Sufiyum Sujatayum - A visually enchanting experience!
Sufiyum Sujatayum is a film that can be described in multiple ways. For the most part, it plays out like a poem with the actors (especially Aditi) moving around in a canvas that the cinematography captures like a painting. This is accompanied by a captivating musical score that sucks you in. With so much going for it and an extremely promising start, I was really hoping that this would be one movie experience to cherish.
The film deals with a very basic premise of what happens to a girl who is forced to let go of her love and is pushed into a marriage. The problem with Sufiyum Sujatayum is that we get to see very little about Sujatha's present life with her husband. We know that she isn't happy and is also refusing to embrace this life with her husband. But we get to see this part directly, which is 10 years since she got married and has a school going kid. It is not as though problems cannot arise at this point but the couple behave as though they discovered something overnight which we understand later is not the case.
The best portions of the film are early on as we are drawn into a landscape that almost looks like a make believe world, something that an artist would sketch if he was asked what Paradise would look like. The pivotal romance between the Sufi and Sujatha does strike a chord and the presence of a certain taboo angle does make it a bit more engrossing. Sujatha is a mute and is always fascinated by music and we do get as to why she is drawn towards the Sufi.

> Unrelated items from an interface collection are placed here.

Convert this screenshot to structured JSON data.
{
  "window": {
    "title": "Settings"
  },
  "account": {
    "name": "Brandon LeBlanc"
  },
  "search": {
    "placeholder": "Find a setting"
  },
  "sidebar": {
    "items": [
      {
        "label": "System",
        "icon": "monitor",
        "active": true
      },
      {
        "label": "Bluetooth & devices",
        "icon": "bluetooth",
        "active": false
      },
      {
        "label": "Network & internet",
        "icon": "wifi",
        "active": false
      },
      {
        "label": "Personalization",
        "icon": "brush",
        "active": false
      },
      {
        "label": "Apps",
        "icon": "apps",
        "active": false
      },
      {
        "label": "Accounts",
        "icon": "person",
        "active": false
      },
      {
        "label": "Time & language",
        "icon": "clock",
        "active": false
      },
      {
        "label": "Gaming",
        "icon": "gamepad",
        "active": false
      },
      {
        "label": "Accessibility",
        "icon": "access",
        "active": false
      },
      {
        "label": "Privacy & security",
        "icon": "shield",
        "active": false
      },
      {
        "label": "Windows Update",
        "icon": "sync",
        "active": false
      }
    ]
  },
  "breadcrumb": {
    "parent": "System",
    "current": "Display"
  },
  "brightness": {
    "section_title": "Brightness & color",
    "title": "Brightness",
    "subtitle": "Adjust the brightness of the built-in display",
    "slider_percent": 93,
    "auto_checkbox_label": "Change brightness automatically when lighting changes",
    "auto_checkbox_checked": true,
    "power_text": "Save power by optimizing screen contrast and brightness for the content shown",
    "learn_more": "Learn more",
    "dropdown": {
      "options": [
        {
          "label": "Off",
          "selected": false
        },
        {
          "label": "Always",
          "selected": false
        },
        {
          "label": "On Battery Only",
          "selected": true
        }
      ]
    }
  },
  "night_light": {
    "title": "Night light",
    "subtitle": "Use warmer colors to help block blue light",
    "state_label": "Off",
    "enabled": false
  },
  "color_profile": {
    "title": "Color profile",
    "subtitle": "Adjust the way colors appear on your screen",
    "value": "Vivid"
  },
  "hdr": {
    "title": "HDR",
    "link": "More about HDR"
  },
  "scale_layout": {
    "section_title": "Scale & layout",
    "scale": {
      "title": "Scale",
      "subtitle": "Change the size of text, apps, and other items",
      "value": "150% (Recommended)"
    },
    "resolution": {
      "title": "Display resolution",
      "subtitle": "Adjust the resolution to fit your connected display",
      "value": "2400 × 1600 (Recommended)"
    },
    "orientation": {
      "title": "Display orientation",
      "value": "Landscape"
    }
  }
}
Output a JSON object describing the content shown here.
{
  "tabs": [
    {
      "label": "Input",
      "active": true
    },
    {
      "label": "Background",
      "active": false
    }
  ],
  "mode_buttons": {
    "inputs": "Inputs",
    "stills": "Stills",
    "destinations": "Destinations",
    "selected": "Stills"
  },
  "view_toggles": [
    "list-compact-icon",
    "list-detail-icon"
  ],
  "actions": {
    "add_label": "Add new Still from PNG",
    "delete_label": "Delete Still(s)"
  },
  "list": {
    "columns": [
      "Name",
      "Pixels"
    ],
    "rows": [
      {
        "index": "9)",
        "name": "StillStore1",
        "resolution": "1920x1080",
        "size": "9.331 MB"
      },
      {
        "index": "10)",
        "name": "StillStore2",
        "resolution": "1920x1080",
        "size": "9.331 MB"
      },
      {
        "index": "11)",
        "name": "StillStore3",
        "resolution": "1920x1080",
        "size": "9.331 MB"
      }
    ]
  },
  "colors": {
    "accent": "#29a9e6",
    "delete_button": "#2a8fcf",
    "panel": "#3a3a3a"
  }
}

But the very little time spent on their bonding dilutes the after effects of this romance to a great extent. Also, the onus is too much on Aditi to make us buy into this track. She is all grace and ravishing on screen and moves like a dream. But the emotional beats keep diminishing as the film progresses.
The film sort of loses its hold in its final leg. It aims for a poetic closure but it does not create the impact it ought to have. It aims for an epic romance and it is as though the universe/Sufi conspires to make something happen so that Sujatha can finally move on. But these don't really come together. You get that Sujatha feels cheated and that her parents have robbed her of the love of her life. But given the fact that she is portrayed as a rather bold girl, some of her decisions aren't convincing or rather we are not really shown the specifics and so it all appears as a convenient excuse for the screenplay to reach where it wants to.
A visually enchanting experience with some mesmerizing music and sparks of poetic brilliance but falls short as a whole.